Sunday, December 23
Standing outside a Middle Tennessee Best Buy having braved the crowd to secure some items on a very well-publicized, Here-Comes-Christmas sale day, I watched a woman approach the entrance with a tired look of determination. “Gotta get in the spirit,” I heard her whisper to herself. I wished her well in my heart and wondered how she might respond if I was to ask her to name and specifically describe the spirit to which she referred. If it was indeed the spirit of Christmas she hoped to summon to her aid, how had it come to this? Would her beleaguered vision of the season be at all recognizable to its ancient sources? Might some within the Jesus movement view this particular spirit as alarmingly unclean?
In a manner befitting the mind-set of the weary and heavy-laden among us who feel as though we have shopped until we have dropped, our Advent reading very helpfully includes oft-repeated prayers for restoration and salvation (Psalm 80). And while we are exactly right to envision God’s affectionate purposes to include a deep compassion for us in the specifics of our distracted mind-sets, we are nevertheless directed to situate our visions of God’s deliverance squarely among the people who dwell on the less cheery end of the supply chain that occasions our everyday low prices.
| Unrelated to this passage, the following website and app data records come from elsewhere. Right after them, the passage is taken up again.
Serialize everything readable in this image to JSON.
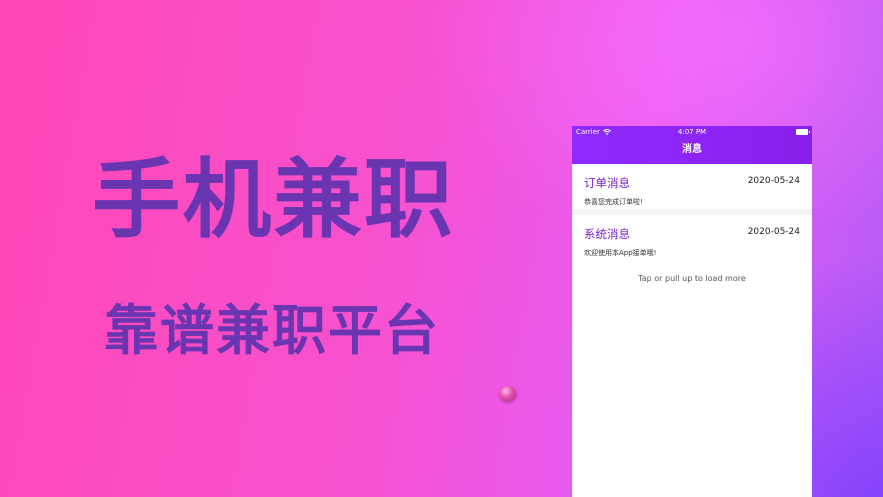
{
  "promo": {
    "headline": "手机兼职",
    "subline": "靠谱兼职平台"
  },
  "phone": {
    "status_bar": {
      "carrier": "Carrier",
      "time": "4:07 PM"
    },
    "nav_title": "消息",
    "messages": [
      {
        "title": "订单消息",
        "date": "2020-05-24",
        "body": "恭喜您完成订单啦!"
      },
      {
        "title": "系统消息",
        "date": "2020-05-24",
        "body": "欢迎使用本App接单哦!"
      }
    ],
    "load_more": "Tap or pull up to load more"
  },
  "colors": {
    "nav_bar": "#8f2bff",
    "title_text": "#7a22c9",
    "headline_text": "#6a35b0"
  }
}
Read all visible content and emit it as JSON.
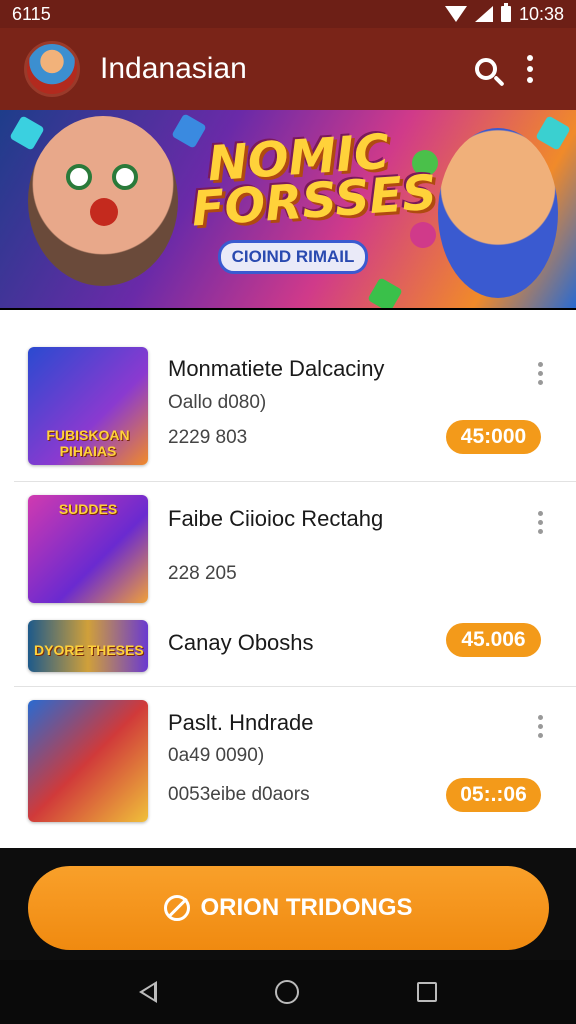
{
  "status_bar": {
    "time_left": "6115",
    "time_right": "10:38"
  },
  "app_bar": {
    "title": "Indanasian",
    "avatar_icon": "avatar-icon",
    "search_icon": "search-icon",
    "menu_icon": "more-vert-icon"
  },
  "banner": {
    "title": "NOMIC FORSSES",
    "subtitle": "CIOIND RIMAIL"
  },
  "items": [
    {
      "title": "Monmatiete Dalcaciny",
      "line1": "Oallo d080)",
      "line2": "2229 803",
      "price": "45:000",
      "thumb_text": "FUBISKOAN PIHAIAS"
    },
    {
      "title": "Faibe Ciioioc Rectahg",
      "line1": "",
      "line2": "228 205",
      "price": "",
      "thumb_text": "SUDDES"
    },
    {
      "title": "Canay Oboshs",
      "line1": "",
      "line2": "",
      "price": "45.006",
      "thumb_text": "DYORE THESES"
    },
    {
      "title": "Paslt. Hndrade",
      "line1": "0a49 0090)",
      "line2": "0053eibe d0aors",
      "price": "05:.:06",
      "thumb_text": ""
    }
  ],
  "cta": {
    "label": "ORION TRIDONGS",
    "icon": "block-icon"
  },
  "nav": {
    "back_icon": "back-icon",
    "home_icon": "home-icon",
    "recent_icon": "recent-apps-icon"
  }
}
Ever attentive to the facts on the ground, Isaiah keeps it explicit: “The meek shall obtain fresh joy in the Lord, and the neediest people shall exult in the Holy One of Israel” (29.19).
The goodness of this news, an inescapably social goodness not to be spiritualized or privatized away, can get to feeling very far away as we expend mental energies worrying over whether our phones have been recharged or the package will arrive on time. Mother Mary, lyrical reactionary, only makes things worse: “He has brought the powerful down from their thrones, and lifted up the lowly . . . and sent the rich empty away” (Luke 1.52-53).
How might we get on the right side of this gospel and not be among the self-justifying proud who find themselves hopelessly “scattered in the imagination of their hearts” (v. 51) by these tidings of comfort and joy? We might begin to do so by allowing ourselves to be made uncomfortable by the ways in which the coming kingdom made known in these texts crosses the lines we have drawn and questions the economies we sustain. May our spirits be enlivened and sobered by God’s good news.
Adjunct Professor, School of Religion
To download a digital copy of the 2012 Advent Guide, put out by Belmont’s School of Religion, click here.